Count the lines below that contain the word "JSON", and state only that number.
•••
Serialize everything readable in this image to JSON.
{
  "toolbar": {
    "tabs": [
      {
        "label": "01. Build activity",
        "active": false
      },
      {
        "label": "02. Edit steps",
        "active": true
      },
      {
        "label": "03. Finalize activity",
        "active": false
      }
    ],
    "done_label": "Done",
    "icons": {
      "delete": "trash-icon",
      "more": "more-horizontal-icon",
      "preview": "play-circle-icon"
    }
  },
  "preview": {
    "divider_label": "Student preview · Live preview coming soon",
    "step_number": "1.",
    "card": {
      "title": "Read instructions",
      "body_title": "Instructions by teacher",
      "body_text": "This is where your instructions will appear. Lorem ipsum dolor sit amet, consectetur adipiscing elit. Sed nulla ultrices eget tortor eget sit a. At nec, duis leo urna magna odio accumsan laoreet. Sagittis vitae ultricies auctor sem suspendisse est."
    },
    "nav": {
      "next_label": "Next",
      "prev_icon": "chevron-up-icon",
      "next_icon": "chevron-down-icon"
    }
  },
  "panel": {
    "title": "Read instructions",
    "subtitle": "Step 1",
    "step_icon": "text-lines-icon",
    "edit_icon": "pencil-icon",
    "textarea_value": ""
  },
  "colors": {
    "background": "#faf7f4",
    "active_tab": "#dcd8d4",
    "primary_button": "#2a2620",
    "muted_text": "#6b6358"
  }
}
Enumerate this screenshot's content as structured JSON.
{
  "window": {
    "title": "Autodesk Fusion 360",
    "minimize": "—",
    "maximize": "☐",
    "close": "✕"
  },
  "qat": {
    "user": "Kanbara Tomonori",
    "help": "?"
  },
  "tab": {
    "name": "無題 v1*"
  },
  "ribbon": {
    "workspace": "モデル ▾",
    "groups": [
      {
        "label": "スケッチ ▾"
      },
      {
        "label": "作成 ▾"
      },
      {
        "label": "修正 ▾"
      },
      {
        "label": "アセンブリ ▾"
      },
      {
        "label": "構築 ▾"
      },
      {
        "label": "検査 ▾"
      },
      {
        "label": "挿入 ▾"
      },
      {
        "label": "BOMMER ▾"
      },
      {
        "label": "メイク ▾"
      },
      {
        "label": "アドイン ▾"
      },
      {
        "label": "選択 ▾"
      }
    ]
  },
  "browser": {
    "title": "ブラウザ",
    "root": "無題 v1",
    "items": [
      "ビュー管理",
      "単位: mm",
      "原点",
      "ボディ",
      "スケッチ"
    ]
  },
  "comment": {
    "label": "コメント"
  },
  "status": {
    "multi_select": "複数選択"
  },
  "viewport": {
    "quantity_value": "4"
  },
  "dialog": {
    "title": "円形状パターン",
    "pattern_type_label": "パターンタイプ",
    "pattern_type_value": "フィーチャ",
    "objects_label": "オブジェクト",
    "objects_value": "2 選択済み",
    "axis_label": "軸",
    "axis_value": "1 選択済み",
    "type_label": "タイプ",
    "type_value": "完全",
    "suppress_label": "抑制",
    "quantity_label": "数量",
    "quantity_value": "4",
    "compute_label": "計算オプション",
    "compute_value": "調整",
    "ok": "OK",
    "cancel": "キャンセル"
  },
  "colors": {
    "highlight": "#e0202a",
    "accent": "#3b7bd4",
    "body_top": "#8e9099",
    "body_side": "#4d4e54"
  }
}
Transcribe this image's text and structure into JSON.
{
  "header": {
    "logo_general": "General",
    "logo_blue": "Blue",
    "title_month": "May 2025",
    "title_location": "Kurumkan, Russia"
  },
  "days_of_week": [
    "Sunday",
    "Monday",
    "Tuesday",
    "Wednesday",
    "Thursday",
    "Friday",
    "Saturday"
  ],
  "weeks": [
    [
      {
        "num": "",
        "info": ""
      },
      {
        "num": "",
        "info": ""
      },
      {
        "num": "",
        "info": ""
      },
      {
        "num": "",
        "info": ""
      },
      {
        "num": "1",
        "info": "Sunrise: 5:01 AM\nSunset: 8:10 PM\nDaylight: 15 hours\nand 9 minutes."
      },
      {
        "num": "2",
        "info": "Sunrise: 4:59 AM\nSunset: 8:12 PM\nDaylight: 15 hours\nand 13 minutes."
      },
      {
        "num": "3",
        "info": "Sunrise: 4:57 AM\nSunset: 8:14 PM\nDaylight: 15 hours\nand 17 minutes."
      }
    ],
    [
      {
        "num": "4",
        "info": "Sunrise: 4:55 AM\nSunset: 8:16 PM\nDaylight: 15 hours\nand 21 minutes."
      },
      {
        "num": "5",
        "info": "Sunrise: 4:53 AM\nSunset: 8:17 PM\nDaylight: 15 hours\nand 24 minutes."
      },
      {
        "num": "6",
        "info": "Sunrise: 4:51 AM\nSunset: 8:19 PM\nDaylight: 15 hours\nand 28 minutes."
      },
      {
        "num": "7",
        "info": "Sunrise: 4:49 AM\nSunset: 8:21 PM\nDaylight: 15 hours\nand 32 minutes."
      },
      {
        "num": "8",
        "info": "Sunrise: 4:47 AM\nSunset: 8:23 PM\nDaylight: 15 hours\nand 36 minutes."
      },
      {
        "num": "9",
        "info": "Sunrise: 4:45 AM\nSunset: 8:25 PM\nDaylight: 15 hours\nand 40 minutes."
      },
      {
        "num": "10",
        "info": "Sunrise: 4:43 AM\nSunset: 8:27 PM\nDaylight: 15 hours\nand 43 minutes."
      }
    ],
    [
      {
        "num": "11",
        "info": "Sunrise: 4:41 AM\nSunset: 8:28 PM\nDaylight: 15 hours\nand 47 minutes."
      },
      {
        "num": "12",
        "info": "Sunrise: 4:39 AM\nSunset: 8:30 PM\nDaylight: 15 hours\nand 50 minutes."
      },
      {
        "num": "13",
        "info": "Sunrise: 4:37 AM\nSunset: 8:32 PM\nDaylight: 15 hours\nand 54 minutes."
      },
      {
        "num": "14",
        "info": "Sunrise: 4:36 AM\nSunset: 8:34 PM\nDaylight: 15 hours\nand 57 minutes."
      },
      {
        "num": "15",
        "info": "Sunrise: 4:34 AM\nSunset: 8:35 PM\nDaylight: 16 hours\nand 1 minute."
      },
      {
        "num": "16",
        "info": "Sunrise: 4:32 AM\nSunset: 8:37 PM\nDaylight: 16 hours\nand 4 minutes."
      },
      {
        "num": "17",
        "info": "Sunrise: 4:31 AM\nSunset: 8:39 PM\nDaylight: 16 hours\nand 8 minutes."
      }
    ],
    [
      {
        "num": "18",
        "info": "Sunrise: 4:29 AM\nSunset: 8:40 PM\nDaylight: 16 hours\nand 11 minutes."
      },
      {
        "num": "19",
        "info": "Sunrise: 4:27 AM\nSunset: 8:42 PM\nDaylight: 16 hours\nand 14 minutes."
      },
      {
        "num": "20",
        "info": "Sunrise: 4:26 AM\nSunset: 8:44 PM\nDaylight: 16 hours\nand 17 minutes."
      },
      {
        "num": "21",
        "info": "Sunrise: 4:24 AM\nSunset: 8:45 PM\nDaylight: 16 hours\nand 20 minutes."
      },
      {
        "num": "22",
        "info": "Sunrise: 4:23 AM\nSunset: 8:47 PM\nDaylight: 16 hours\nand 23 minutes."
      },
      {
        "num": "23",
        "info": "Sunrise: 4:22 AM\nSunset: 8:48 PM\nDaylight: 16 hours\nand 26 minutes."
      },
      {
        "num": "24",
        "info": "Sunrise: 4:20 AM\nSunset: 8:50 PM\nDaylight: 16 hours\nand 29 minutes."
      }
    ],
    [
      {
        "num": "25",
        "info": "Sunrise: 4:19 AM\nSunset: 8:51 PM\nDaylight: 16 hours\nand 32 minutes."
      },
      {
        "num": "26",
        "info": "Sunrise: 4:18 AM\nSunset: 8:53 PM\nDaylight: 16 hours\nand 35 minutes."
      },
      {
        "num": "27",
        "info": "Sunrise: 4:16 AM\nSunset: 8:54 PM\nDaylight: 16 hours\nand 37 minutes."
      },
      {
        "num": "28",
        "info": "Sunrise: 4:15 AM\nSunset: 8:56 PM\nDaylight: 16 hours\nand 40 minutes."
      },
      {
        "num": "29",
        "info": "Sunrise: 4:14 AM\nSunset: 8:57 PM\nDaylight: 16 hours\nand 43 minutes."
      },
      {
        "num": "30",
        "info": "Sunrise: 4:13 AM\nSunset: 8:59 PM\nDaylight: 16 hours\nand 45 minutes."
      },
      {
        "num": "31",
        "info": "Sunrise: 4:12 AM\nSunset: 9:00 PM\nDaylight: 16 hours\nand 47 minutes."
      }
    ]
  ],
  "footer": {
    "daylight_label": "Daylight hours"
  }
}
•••
SOLVED PROBLEM
3